According to Craig Lowery, a cloud computing analyst for Gartner, Krishna’s elevation further affirms IBM’s cloud focus, as does the appointment, also on Thursday, of former Red Hat CEO Jim Whitehurst as IBM’s president.
Krishna’s long tenure in engineering distinguishes him from IBM’s previous three CEOs, who had largely non-technical careers before taking the top job. Krishna worked for more than two decades in data storage and management, and in addition to his other duties, heads IBM’s research unit.
That has drawn early comparisons to Microsoft’s appointment of Satya Nadella, a former cloud engineer, as CEO in 2014. Lowery believes IBM’s decision helps ensure that their cloud strategy is successful, since Krishna has spent his career immersed in the relevant technology.
In addition to his work on the acquisition itself, Krishna has played a major role in integrating Red Hat into IBM. At a Red Hat conference in May 2019, he spoke about his desire to preserve the free flow of ideas —and criticism—that defines engineering culture within both companies.
That also aligns with Krishna’s personality, according to Dan Ives, an analyst with Wedbush Securities. “He’s a tactician. He listens to others and he takes criticism,” he says. “He looks in the mirror, and he’s willing to see who he is and what IBM is.”
Can he fix IBM’s problems?
What IBM is, at the start of 2020, is troubled.
During her tenure, Rometty was unable to defend IBM’s position as a technology leader against industrywide change. “It’s clear that IBM was late to the cloud party,” says Lowery, giving the lead to competitors including Amazon Web Services and Microsoft’s Azure.
Though it has failed to attract many customers for its standalone cloud computing infrastructure, IBM is now focused on helping big clients connect and manage the sometimes-confusing array of cloud services they do use. The Red Hat acquisition was all about getting the technology and expertise to help clients smoothly run applications using data from, for instance, both a private cloud service from Cisco and a public cloud run by Google.
But IBM’s recent history shows that it takes more than technology to deliver results. Under Rometty, the company has put major research and development efforts into blockchain, a distributed database technology, and the Watson artificial intelligence program. But those investments have yet to produce substantial new revenue.
And there’s serious competition in helping knit together multiple cloud services: Dell, VMWare, and Google are all currently pushing offerings similar to IBM’s.
What happens next, then, will depend greatly on execution. A major factor is whether IBM will be able to reap benefits from the Red Hat acquisition. The integration of the two companies is just six months along. Toni Sacconaghi, analyst with Alliance Bernstein, projects it will be another year and a half before it’s known whether adding Red Hat’s products and know-how has helped IBM win more customers.

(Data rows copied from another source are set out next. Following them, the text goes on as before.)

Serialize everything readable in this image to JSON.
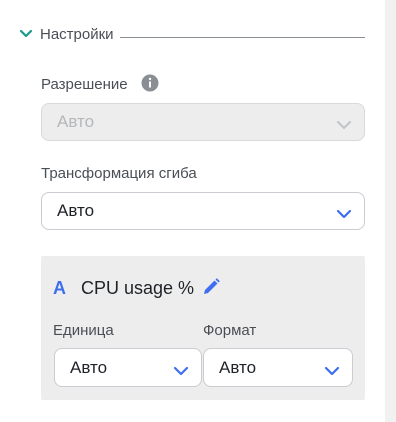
{
  "section": {
    "title": "Настройки"
  },
  "resolution": {
    "label": "Разрешение",
    "value": "Авто"
  },
  "fold_transform": {
    "label": "Трансформация сгиба",
    "value": "Авто"
  },
  "series": {
    "icon_letter": "A",
    "name": "CPU usage %",
    "unit": {
      "label": "Единица",
      "value": "Авто"
    },
    "format": {
      "label": "Формат",
      "value": "Авто"
    }
  },
  "colors": {
    "accent": "#3f6ff0",
    "teal": "#1a9a8c"
  }
}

Ives, from Wedbush, believes Krishna is the right person to make it happen, having gained a good reputation within the company after a string of successful projects. It may take time to convince the rest of the world of that, though.
Lowery says Krishna “looks a little bit like a blank sheet of paper to me,” and adds that it “remains to be seen” whether he can successfully execute on IBM’s cloud strategy.
Because of his age, Sacconaghi thinks Krishna may not have a great deal of time to make an impact. Both Samuel Palmisano and Louis Gerstner became CEO at age 51 and retired at age 60, while Rometty became CEO at 54 and is leaving at 62. Nonetheless, Sacconaghi believes IBM has signaled a long-term commitment to cloud services with the appointment of Whitehurst—just 52 —as president, making him Krishna’s heir apparent.